When the company becomes insolvent and is no longer able to repay its debt, it can file for Chapter 11 protection and proceed with a bankruptcy process. Depending on a particular case, the outcome of the bankruptcy might vary, but the most important question remains – is there any value to be left for equity holders? The answer to this question might provide two types of play:
- Most of the time, when the bankruptcy is truly a result of a terrible financial position of the company you may find out that the equity is undoubtedly worth 0. However, for one reason or another, shares might be trading way above that. If borrow is available and the fees are adequate, such cases may provide an opportunity to short.
- However, sometimes companies file for bankruptcy not because of straight-up insolvency, but, for example, to get rid of certain legacy liabilities (e.g. post-spin) or to run a smoother asset sale process (in fact, there are cases when the company enters into bankruptcy with an already received offer for most its assets). Such situations are very interesting and often indicate high recovery potential for equity holders. If the recovery is high enough, it could provide an interesting entry point for a play on bankruptcy recovery.

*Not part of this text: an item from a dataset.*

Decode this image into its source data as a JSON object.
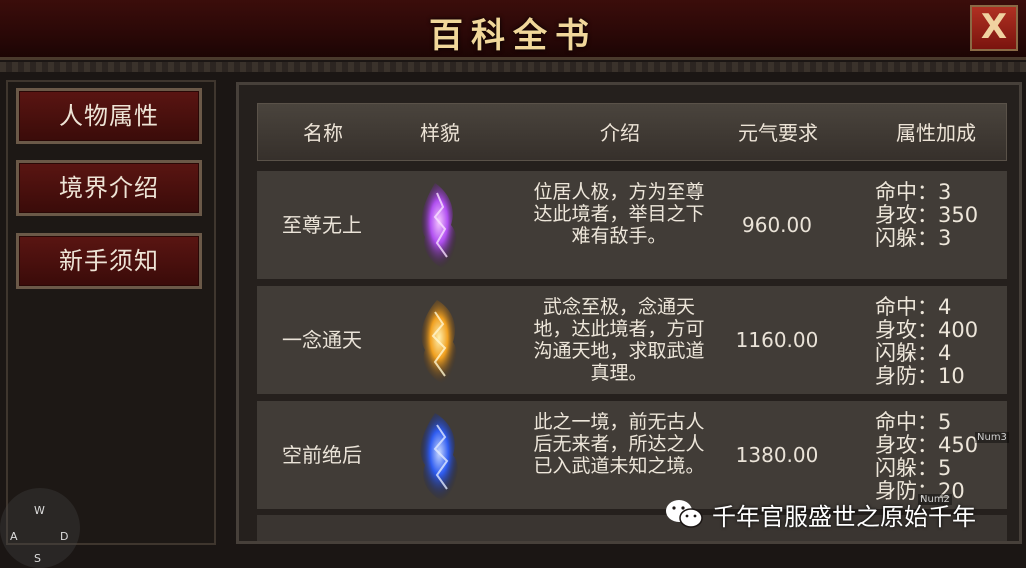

However, it is very important to note that investing in any bankruptcy is highly risky and involves plenty of legal nuances and other potential caveats (bankruptcy filings, intricate conditions, uncertain timeline, unexpected appearance of claimants, etc.).